■ **What to work on**: Report each line of the entries that contains the word "icon", copied in full.

■ **Entries from a dataset of interfaces**:
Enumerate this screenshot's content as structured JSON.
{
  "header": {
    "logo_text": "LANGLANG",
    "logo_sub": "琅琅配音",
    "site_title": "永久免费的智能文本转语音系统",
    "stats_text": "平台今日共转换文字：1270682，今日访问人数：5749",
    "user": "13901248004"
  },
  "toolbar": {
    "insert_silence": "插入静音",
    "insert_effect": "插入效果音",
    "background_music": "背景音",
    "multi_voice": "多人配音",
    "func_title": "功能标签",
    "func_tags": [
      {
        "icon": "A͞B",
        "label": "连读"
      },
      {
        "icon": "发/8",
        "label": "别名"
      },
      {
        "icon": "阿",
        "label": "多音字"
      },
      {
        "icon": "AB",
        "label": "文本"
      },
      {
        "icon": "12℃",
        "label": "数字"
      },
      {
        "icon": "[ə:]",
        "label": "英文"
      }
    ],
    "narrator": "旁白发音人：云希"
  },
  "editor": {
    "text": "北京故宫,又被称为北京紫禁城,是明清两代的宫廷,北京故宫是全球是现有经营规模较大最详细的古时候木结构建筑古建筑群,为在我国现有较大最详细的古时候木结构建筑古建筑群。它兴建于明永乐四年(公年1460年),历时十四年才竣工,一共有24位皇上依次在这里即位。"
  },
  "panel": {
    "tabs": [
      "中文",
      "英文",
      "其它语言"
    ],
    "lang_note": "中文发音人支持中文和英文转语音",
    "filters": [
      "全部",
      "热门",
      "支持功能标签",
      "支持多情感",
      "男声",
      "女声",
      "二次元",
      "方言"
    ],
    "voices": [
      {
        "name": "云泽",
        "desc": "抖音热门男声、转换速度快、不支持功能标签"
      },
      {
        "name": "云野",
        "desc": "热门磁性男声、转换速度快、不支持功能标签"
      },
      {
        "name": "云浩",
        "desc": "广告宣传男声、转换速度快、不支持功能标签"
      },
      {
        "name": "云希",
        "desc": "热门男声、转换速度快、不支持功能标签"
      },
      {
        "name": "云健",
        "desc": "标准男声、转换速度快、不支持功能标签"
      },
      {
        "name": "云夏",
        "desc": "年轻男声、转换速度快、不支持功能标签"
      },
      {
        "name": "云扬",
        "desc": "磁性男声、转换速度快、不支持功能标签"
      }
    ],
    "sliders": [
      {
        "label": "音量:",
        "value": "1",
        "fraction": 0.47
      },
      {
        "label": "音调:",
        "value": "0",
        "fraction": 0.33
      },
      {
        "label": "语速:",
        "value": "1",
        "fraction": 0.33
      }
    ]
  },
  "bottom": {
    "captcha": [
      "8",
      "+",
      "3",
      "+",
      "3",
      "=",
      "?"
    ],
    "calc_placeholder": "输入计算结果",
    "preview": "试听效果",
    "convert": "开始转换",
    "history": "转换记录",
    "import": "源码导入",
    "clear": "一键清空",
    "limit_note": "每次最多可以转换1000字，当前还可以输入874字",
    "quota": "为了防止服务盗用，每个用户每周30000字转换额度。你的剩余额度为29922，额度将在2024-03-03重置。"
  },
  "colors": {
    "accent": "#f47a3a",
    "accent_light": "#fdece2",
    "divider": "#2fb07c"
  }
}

■ **Answer area**:
        "icon": "A͞B",
        "icon": "发/8",
        "icon": "阿",
        "icon": "AB",
        "icon": "12℃",
        "icon": "[ə:]",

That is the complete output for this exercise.